Picture of  Lynn Weber

Lynn Weber Interim Associate Dean, Research and Graduate Studies, WCVM | Professor, Department of Veterinary Biomedical Sciences

Research Area(s)

  • Effect of environmental influences, primarily toxicants and nutritional factors, on the cardiovascular system

Academic Credentials

  • BSc, Pharmacy, University of British Columbia
  • PhD, Pharmacology & Toxicology, University of British Columbia
  • Post-doctoral Fellow, Smooth Muscle Research Group, University of Calgary
  • Post-doctoral Researcher, Zoology, Oklahoma State University

Dr. Weber's main teaching responsibility is VBMS 224 (Veterinary Physiology) which is the core physiology course for veterinary students. The course includes sections of cell biology, muscle and cardiovascular physiology. She also teaches in VBMS 333 (General Pharmacology), covering sections on autonomic, cardiac and diuretic pharmacology. She teaches a graduate course VBMS 855 (Integrative Cardiovascular Physiology & Toxicology) and contributes sections to several other graduate courses in cardiovascular physiology and environmental toxicology.

Research Interests

Dr. Weber's main research focus is on the effect of environmental influences, primarily toxicants and nutritional factors, on the cardiovascular system. In particular, she is interested in the interaction of toxicants with genes via nuclear receptors to produce alterations in development and function of the cardiovascular system in mammals and fish. These are her current research projects:

  • Influence of vitamin D deficiency and excess on cardiovascular health.
  • How glycemic index, obesity and diabetes negatively interact to negatively affect cardiovascular health.
  • Role of polycyclic aromatic hydrocarbons (PAHs) in tobacco smoke-induced vascular dysfunction.
  • Interaction of genes and the environment with the aryl hydrocarbon receptor and fish cardiovascular function.
  • Effects of metal mining effluents on fish larval development and performance.

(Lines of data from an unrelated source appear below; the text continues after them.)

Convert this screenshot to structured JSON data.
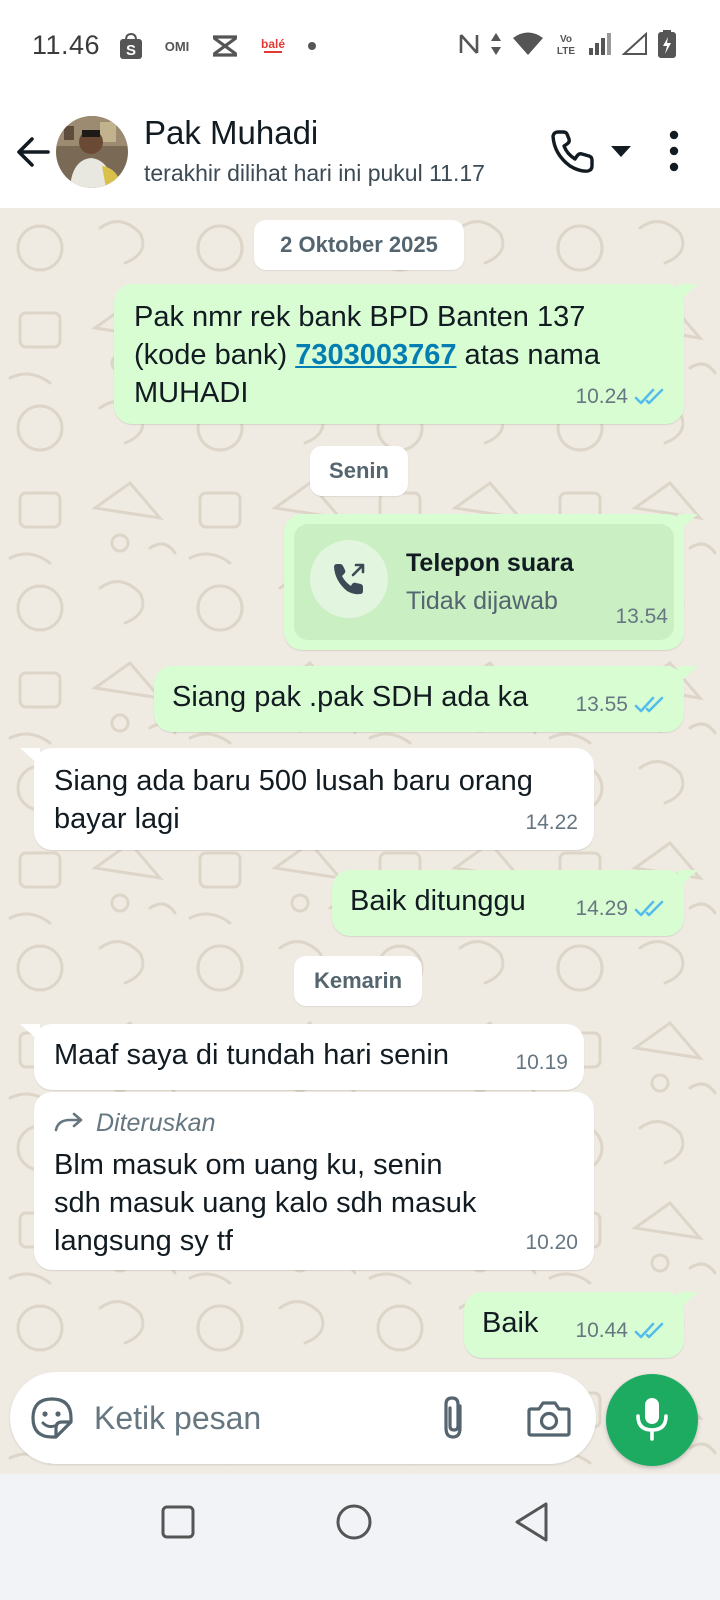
{
  "status_bar": {
    "time": "11.46",
    "left_icons": [
      "shopee-icon",
      "omi-icon",
      "xbox-like-icon",
      "bale-icon",
      "dot-icon"
    ],
    "right_icons": [
      "nfc-icon",
      "data-arrows-icon",
      "wifi-icon",
      "volte-icon",
      "signal-icon",
      "signal-empty-icon",
      "battery-charging-icon"
    ],
    "omi_text": "OMI",
    "volte_text": "Vo LTE"
  },
  "header": {
    "contact_name": "Pak Muhadi",
    "last_seen": "terakhir dilihat hari ini pukul 11.17"
  },
  "chat": {
    "date_1": "2 Oktober 2025",
    "msg_1": {
      "line1": "Pak nmr rek bank BPD Banten 137",
      "line2_pre": "(kode bank) ",
      "link": "7303003767",
      "line2_post": " atas nama",
      "line3": "MUHADI",
      "time": "10.24"
    },
    "date_2": "Senin",
    "call": {
      "title": "Telepon suara",
      "status": "Tidak dijawab",
      "time": "13.54"
    },
    "msg_2": {
      "text": "Siang pak .pak SDH ada ka",
      "time": "13.55"
    },
    "msg_3": {
      "line1": "Siang ada baru 500 lusah baru orang",
      "line2": "bayar lagi",
      "time": "14.22"
    },
    "msg_4": {
      "text": "Baik ditunggu",
      "time": "14.29"
    },
    "date_3": "Kemarin",
    "msg_5": {
      "text": "Maaf saya di tundah hari senin",
      "time": "10.19"
    },
    "msg_6": {
      "forward_label": "Diteruskan",
      "line1": "Blm masuk om uang ku, senin",
      "line2": "sdh masuk uang kalo sdh masuk",
      "line3": "langsung sy tf",
      "time": "10.20"
    },
    "msg_7": {
      "text": "Baik",
      "time": "10.44"
    }
  },
  "input": {
    "placeholder": "Ketik pesan"
  },
  "colors": {
    "outgoing_bubble": "#d9fdd3",
    "incoming_bubble": "#ffffff",
    "chat_bg": "#efeae2",
    "read_tick": "#53bdeb",
    "mic_button": "#1daa61",
    "link": "#027eb5"
  }
}
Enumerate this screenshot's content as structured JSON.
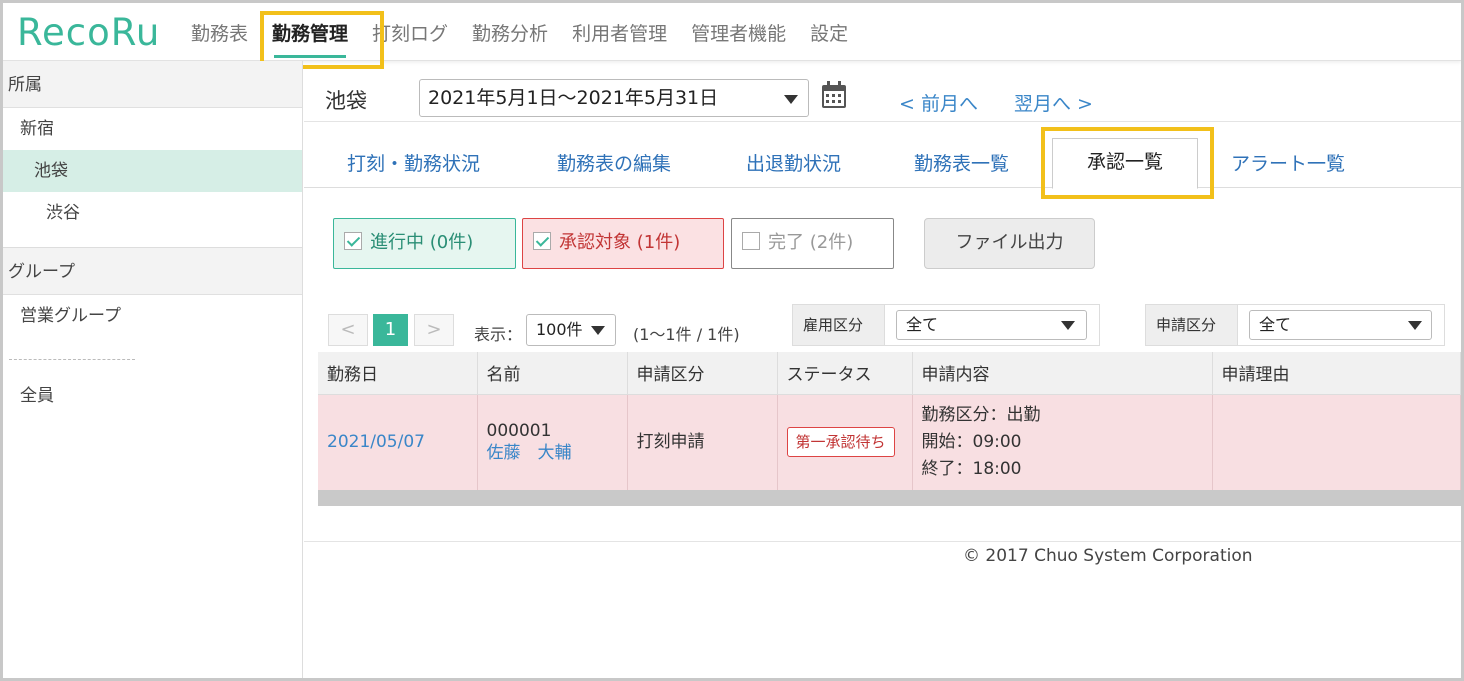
{
  "header": {
    "logo": "RecoRu",
    "nav": [
      "勤務表",
      "勤務管理",
      "打刻ログ",
      "勤務分析",
      "利用者管理",
      "管理者機能",
      "設定"
    ],
    "active_nav": "勤務管理"
  },
  "sidebar": {
    "section_affiliation": "所属",
    "affiliations": [
      "新宿",
      "池袋",
      "渋谷"
    ],
    "active_affiliation": "池袋",
    "section_group": "グループ",
    "groups": [
      "営業グループ"
    ],
    "dashes": "----------------",
    "all_label": "全員"
  },
  "main": {
    "location": "池袋",
    "date_range": "2021年5月1日～2021年5月31日",
    "prev_month": "< 前月へ",
    "next_month": "翌月へ >",
    "tabs": [
      "打刻・勤務状況",
      "勤務表の編集",
      "出退勤状況",
      "勤務表一覧",
      "承認一覧",
      "アラート一覧"
    ],
    "active_tab": "承認一覧",
    "filters": [
      {
        "label": "進行中 (0件)",
        "checked": true
      },
      {
        "label": "承認対象 (1件)",
        "checked": true
      },
      {
        "label": "完了 (2件)",
        "checked": false
      }
    ],
    "file_output": "ファイル出力",
    "pager": {
      "prev": "<",
      "current": "1",
      "next": ">"
    },
    "display_label": "表示：",
    "display_value": "100件",
    "count_text": "(1～1件 / 1件)",
    "employment_label": "雇用区分",
    "employment_value": "全て",
    "request_type_label": "申請区分",
    "request_type_value": "全て",
    "table": {
      "headers": [
        "勤務日",
        "名前",
        "申請区分",
        "ステータス",
        "申請内容",
        "申請理由"
      ],
      "rows": [
        {
          "date": "2021/05/07",
          "employee_id": "000001",
          "employee_name": "佐藤　大輔",
          "request_type": "打刻申請",
          "status": "第一承認待ち",
          "content_1": "勤務区分：出勤",
          "content_2": "開始：09:00",
          "content_3": "終了：18:00",
          "reason": ""
        }
      ]
    },
    "copyright": "© 2017 Chuo System Corporation"
  },
  "colors": {
    "accent": "#3ab79a",
    "highlight": "#f2c01a",
    "link": "#3a86c8",
    "alert_row": "#f8dfe2"
  }
}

Gerger, C.J., Weber, L.P. 2015. Comparison of the acute effects of benzo-a-pyrene on adult zebrafish (Danio rerio) cardiorespiratory function following intraperitoneal injection versus aqueous exposure. Aquatic Toxicology 165, 19-30. DOI 10.1016/j.aquatox.2015.05.008.

Adolphe, J.L., Silver, T.I., Childs, H., Drew, M.D., Weber L.P. 2014. Short-term obesity results in detrimental metabolic and cardiovascular changes that may not be reversed with weight loss. British Journal of Nutrition. 112, 647-656.

Gerger, C.J., Thomas, J.K., Janz, D.M., Weber, L.P. 2015. Affects of acute β-naphthoflavone on cardiorespiratory function and metabolism in adult zebrafish (Danio rerio). Fish Physiology & Biochemistry 41, 289-298 DOI 10.1007/s10695-014-9982-z.

Adolphe, J.L., Drew, M.D., Silver, T.I., Fouhse J., Childs, H., Weber L.P. 2015. Effect of an extruded pea or rice diet on post-prandial insulin responses and cardiovascular health in obese dogs. Journal ofAnimal Physiology & Animal Nutrition DOI: 10.1111/jpn.12275.

Wildemann, T.M., Weber, L.P., Siciliano, S.D. 2015. Combined exposure to lead, inorganic mercury and methylmercury shows deviation from additivity for cardiovascular toxicity in rats.  Journal of Applied ToxicologyDOI 10.1002/jat.3092.

Wildemann, T.M., Mirhosseini, N.M., Siciliano, S.D., Weber, L.P. 2015. Cardiovascular responses to lead are biphasic, while methylmercury, but not inorganic mercury, monotonically increases blood pressure in rats. Toxicology 328, 1-11 DOI 10.1016/j.tox.2014.11.009.

Arcand, S., Sharma, K., Al-Dissi, A.N., Cadete, V.J.J., Sawicki, G., Weber, L.P. 2013. Resveratrol protects against functional impairment and cardiac structural protein degradation induced by second hand smoke exposure. Canadian Journal of Cardiology 29, 1320-1328.